Kicking off the breeding season on a 670-cow farm in New Zealand
Liam Brophy – who is in his second year of the Professional Diploma in Dairy Farm Management – has completed a calving season and has moved on to the breeding season on a 670-cow dairy farm in the Waikato region of New Zealand.
Filling in on what has been happening on the farm since we last spoke to him four weeks ago, he said: “We had our last calf a week and a half ago, and today was the first day of breeding.
“The plan is to use dairy AI for the first five weeks, then a few days of Hereford AI before the Friesian and Jersey stock bulls are let out.
Every cow that comes bulling in those first five weeks doesn’t necessarily get a dairy straw. If there is a cow not suitable for dairy AI, she’ll get a Hereford straw.
“All the cows were tail painted four weeks ago for pre-breeding heat detection. Out of the whole herd, 75% showed a heat.
Any young cows or cows with high indexes – that didn’t show a heat – got a CIDR. This is to make sure that they come bulling in the dairy end of AI.
Touching on the bull selection, he said: “The bulls being used are all high-index bulls on the New Zealand system. They are all LIC bulls, both Friesian and Jersey. A small cow will typically get a Friesian straw and a big cow will get a Jersey straw.”
In terms of heat detection, the main method is tail paint.
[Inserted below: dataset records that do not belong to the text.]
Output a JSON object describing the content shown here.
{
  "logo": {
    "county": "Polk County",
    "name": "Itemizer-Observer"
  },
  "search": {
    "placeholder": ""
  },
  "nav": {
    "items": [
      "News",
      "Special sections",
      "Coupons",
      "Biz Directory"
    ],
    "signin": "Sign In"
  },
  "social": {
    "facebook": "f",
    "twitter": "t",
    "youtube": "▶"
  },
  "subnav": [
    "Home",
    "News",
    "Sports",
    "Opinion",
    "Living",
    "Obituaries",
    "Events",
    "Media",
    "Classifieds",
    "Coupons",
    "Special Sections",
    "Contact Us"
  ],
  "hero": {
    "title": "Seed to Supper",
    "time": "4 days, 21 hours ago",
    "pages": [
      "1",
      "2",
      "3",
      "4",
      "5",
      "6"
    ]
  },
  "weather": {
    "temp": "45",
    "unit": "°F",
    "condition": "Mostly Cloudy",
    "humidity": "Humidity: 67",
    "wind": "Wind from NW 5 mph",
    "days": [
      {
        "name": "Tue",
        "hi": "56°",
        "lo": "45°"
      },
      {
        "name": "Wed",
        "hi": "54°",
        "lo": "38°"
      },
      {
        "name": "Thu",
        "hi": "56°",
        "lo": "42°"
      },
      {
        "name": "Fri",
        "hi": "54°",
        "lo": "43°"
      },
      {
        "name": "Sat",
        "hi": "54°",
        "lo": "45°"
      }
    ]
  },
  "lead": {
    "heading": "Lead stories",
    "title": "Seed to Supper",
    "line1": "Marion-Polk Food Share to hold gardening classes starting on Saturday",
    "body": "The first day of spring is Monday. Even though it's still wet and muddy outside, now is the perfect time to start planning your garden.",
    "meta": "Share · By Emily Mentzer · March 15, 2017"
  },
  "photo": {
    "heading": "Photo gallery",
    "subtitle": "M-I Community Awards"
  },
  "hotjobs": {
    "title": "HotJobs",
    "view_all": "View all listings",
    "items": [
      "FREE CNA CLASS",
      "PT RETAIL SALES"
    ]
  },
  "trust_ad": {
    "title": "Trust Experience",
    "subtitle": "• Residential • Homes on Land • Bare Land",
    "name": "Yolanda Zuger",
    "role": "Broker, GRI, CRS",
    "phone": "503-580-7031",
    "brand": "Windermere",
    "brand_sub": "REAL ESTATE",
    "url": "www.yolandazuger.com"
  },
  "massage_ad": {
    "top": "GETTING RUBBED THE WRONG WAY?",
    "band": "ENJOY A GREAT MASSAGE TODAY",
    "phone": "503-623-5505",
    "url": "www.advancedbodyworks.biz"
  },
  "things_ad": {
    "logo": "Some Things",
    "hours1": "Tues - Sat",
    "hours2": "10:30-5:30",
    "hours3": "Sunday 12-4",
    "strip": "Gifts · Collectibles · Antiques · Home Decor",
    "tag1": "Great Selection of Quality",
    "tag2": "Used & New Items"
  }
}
The AI is completed in the morning and an extra person is needed in each ‘shed’ – two parlours on the farm – every morning to pick out the cows for AI and draft them manually.
Commenting on the current grass situation, he said: “The average farm cover is 730kg DM/ha or 228kg DM/LU. Regarding grass growth, we are growing around 64kg DM/ha/day and the demand is 54kg DM/ha/day.
“Our target is to go into pre-grazing covers of around 1,500kg DM/ha but, at the minute, some of the paddocks are heavier and we are struggling to reach residuals.
“We will probably be taking a couple of paddocks out soon if good growth continues, but there is also 15ha to be sprayed off for maize. Once that is taken out of the rotation we will be down to a 25-day round from a 27-day round.”
Almost no meal has been fed on the farm to date. There was one week where the temperatures dropped and 1kg/cow/day of palm kernal was fed; but Liam said: “In hindsight it was not needed.”
The cows are currently producing 24L/cow/day at 4.97% fat and 3.87% protein – achieving 2.18kg MS/cow.
Finally, Liam mentioned how the replacement heifers are doing. He said: “The replacements are doing well. They are still being fed 5L/calf of whole milk once-a-day (OAD).
“They are also getting 1kg of meal/calf and you can see that they are really starting to graze more. They will be going to the contract rearer weaned in December.”
Stay tuned to AgriLand for further updates on Liam’s trip to New Zealand.